There’s plenty of evidence that the competitive, “best in show” approach used in interviewing extends into the core of tech culture itself. Recent reporting by The New York Times sheds light on the overly competitive atmosphere at Amazon: In the vein of a Survivor-esque TV show, workers were expected to evaluate and offer harsh critiques on their colleagues’ performances. Those with the lowest scores were fired. Their ideal employee is like an athlete who is driven to compete; this doesn’t create a lot of space for individuals who are empathetic, relationship-focused, and more encouraging than agitating. Many women at Amazon attributed the large gender gap to the antagonistic culture.
Meanwhile, it is well known that diverse teams are better problem solvers and more creative than homogeneous ones. As leaders in the US economy, tech employers have an opportunity to be more inclusive in their hiring process and set a better example for all industries. A more balanced hiring process could include altering the interview process to be less biased and emphasize relationship-focused core values in the workplace. As one example, we used to believe that there were no women in major orchestras because women didn’t like classical music. When the orchestra started using blind auditions in the 1970s, we had to throw this unfounded notion out the window. Blind interviews can mitigate the effects of implicit bias against minorities in tech as well. Companies can use software that removes names and other identifying details on a resume or cover letter that could clue an interviewer into an applicant’s gender or race.

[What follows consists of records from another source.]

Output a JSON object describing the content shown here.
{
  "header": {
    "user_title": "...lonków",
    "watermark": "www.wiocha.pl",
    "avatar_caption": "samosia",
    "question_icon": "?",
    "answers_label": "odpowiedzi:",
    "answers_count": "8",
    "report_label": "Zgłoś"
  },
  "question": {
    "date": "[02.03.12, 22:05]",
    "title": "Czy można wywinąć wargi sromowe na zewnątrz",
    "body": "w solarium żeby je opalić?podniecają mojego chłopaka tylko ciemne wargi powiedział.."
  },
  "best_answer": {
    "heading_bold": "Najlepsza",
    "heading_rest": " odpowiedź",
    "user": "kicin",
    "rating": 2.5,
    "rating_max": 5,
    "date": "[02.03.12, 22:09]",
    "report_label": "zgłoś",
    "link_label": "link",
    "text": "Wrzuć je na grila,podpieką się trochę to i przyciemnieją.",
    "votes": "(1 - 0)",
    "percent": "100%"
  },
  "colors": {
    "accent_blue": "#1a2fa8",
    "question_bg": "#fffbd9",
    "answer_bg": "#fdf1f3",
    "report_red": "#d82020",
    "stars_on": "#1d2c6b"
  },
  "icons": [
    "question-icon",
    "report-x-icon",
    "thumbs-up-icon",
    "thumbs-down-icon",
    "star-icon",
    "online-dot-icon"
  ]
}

As one example, Gap Jumpers is a startup that helps companies vet applicants by implementing blind interviews.
Restructuring interviews so that all applicants are asked the same non-subjective questions can also be helpful. Interviewers at the progressive company ThoughtWorks engage in post-interview discussions to identify moments where implicit bias may have seeped into their judgments of applicants. Comments like ‘she talked way too much,’ or ‘they just didn’t seem like a fit’ are disregarded if not backed up with facts. Another way to encourage more marginalized candidates to apply is to alter the wording of job descriptions. Phrases like “fast-paced,” and “work hard, play hard,” tend to appeal to males and discourage women. CEO of Unitive Laura Mather recommends changing job descriptions to include words like “support” and “teamwork.” Many companies would also benefit from altering their mission statement and core values to reflect a more inclusive outlook.
But perhaps the most effective tool we have in making tech more inclusive is for underrepresented individuals to continue applying for tech jobs and start their own companies and initiatives. By the time we are being driven by autonomous cars, we may be looking at a very different economy, and hopefully a more diverse tech industry and inclusive America.